THEN… I considered the possibility that maybe, JUST maybe, AutoZone put the WRONG switch (one for a 4-speed transmission) in the RIGHT numbered box (one for a 3-speed transmission). Following this logic, I ripped both the new switch and the old switch apart, and besides noting that the old (original AC Delco) switch was corroded to Hades & back, I pulled that plastic slider from the old one, and butted it up against the new one… and GUESS WHAT? The “flats” on the switches (where the hole in the slider matches the flat sides of the transmission shaft) DIDN’T LINE UP! Acting on a hunch and with this newly-found knowledge (God, am I starting to sound like Click & Clack now or what?), I swapped out the old corroded contacts on the OLD switch’s plastic slider with the contacts on the NEW AutoZone-procured switch, put this assembly in the new switch, realigned, mounted, and VOILA! Instant start!
I suppose the moral of this story is – never assume that a part you’ll get from AutoZone is actually the part you’re supposed to have! I’m joking of course, all apologies to AutoZone… heck, if we’d have gotten the same deal from Advance, I’d be ranting on them! But the real moral I guess is that make sure that the new part you get matches everything on the old part you took off…!
Thanks again for everyone’s input, you all really did help out. I can’t wait to possibly contribute in some small way to other topics here in the future.
Wow, that’s quite a tale! Glad you figured it out, and thanks for posting the final outcome.
Yes, I’m glad that it had a favorable outcome, and that you RSVP’d. From your responses, it looks like you did try to follow the advices given.

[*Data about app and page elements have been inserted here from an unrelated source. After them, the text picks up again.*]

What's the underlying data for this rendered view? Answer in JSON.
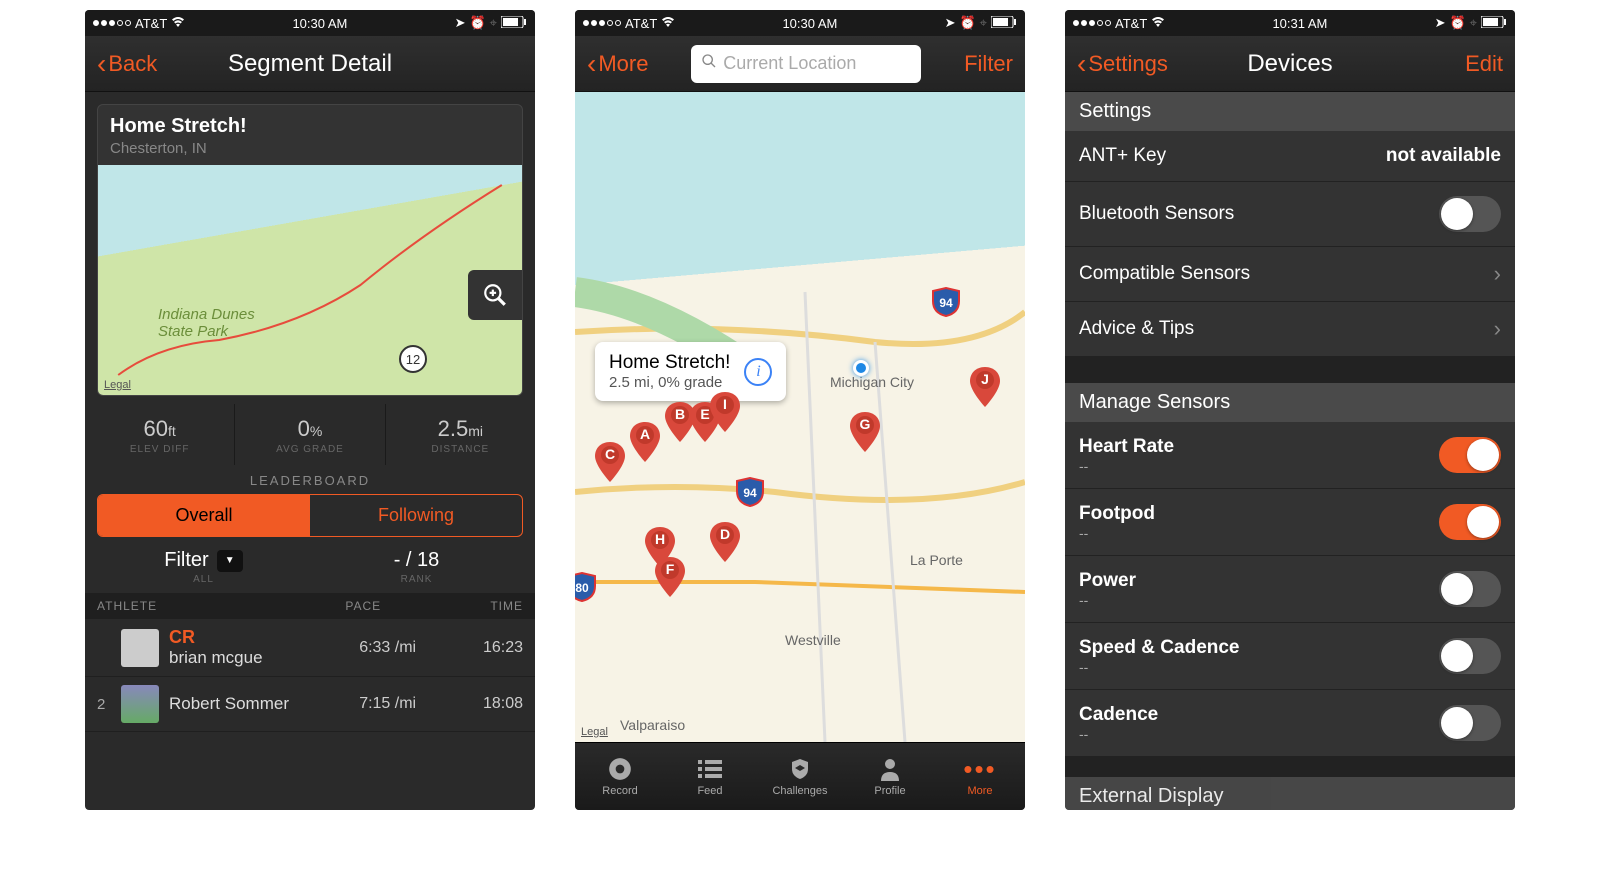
{
  "status": {
    "carrier": "AT&T",
    "time1": "10:30 AM",
    "time2": "10:30 AM",
    "time3": "10:31 AM"
  },
  "screen1": {
    "back_label": "Back",
    "title": "Segment Detail",
    "segment": {
      "name": "Home Stretch!",
      "location": "Chesterton, IN",
      "park_label": "Indiana Dunes\nState Park",
      "route_marker": "12",
      "legal": "Legal"
    },
    "stats": [
      {
        "value": "60",
        "unit": "ft",
        "label": "ELEV DIFF"
      },
      {
        "value": "0",
        "unit": "%",
        "label": "AVG GRADE"
      },
      {
        "value": "2.5",
        "unit": "mi",
        "label": "DISTANCE"
      }
    ],
    "leaderboard_label": "LEADERBOARD",
    "tabs": {
      "overall": "Overall",
      "following": "Following"
    },
    "filter": {
      "label": "Filter",
      "sublabel": "ALL",
      "rank_value": "- / 18",
      "rank_label": "RANK"
    },
    "columns": {
      "athlete": "ATHLETE",
      "pace": "PACE",
      "time": "TIME"
    },
    "rows": [
      {
        "rank": "",
        "cr": "CR",
        "name": "brian mcgue",
        "pace": "6:33 /mi",
        "time": "16:23"
      },
      {
        "rank": "2",
        "cr": "",
        "name": "Robert Sommer",
        "pace": "7:15 /mi",
        "time": "18:08"
      }
    ]
  },
  "screen2": {
    "back_label": "More",
    "search_placeholder": "Current Location",
    "filter_label": "Filter",
    "callout": {
      "title": "Home Stretch!",
      "sub": "2.5 mi, 0% grade"
    },
    "legal": "Legal",
    "pins": [
      "A",
      "B",
      "C",
      "D",
      "E",
      "F",
      "G",
      "H",
      "I",
      "J"
    ],
    "cities": {
      "michigan_city": "Michigan City",
      "la_porte": "La Porte",
      "westville": "Westville",
      "valparaiso": "Valparaiso",
      "chesterton": ""
    },
    "interstates": [
      "94",
      "94",
      "80"
    ],
    "tabs": [
      {
        "label": "Record"
      },
      {
        "label": "Feed"
      },
      {
        "label": "Challenges"
      },
      {
        "label": "Profile"
      },
      {
        "label": "More"
      }
    ]
  },
  "screen3": {
    "back_label": "Settings",
    "title": "Devices",
    "edit_label": "Edit",
    "section1_title": "Settings",
    "rows1": [
      {
        "label": "ANT+ Key",
        "value": "not available",
        "type": "value"
      },
      {
        "label": "Bluetooth Sensors",
        "on": false,
        "type": "toggle"
      },
      {
        "label": "Compatible Sensors",
        "type": "chevron"
      },
      {
        "label": "Advice & Tips",
        "type": "chevron"
      }
    ],
    "section2_title": "Manage Sensors",
    "rows2": [
      {
        "label": "Heart Rate",
        "sub": "--",
        "on": true
      },
      {
        "label": "Footpod",
        "sub": "--",
        "on": true
      },
      {
        "label": "Power",
        "sub": "--",
        "on": false
      },
      {
        "label": "Speed & Cadence",
        "sub": "--",
        "on": false
      },
      {
        "label": "Cadence",
        "sub": "--",
        "on": false
      }
    ],
    "section3_title": "External Display"
  }
}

Here is the picture of the 3-speed A/T, and the 4-speed A/T neutral safety switches from the Auto Zone Web site. Does one look like your old one?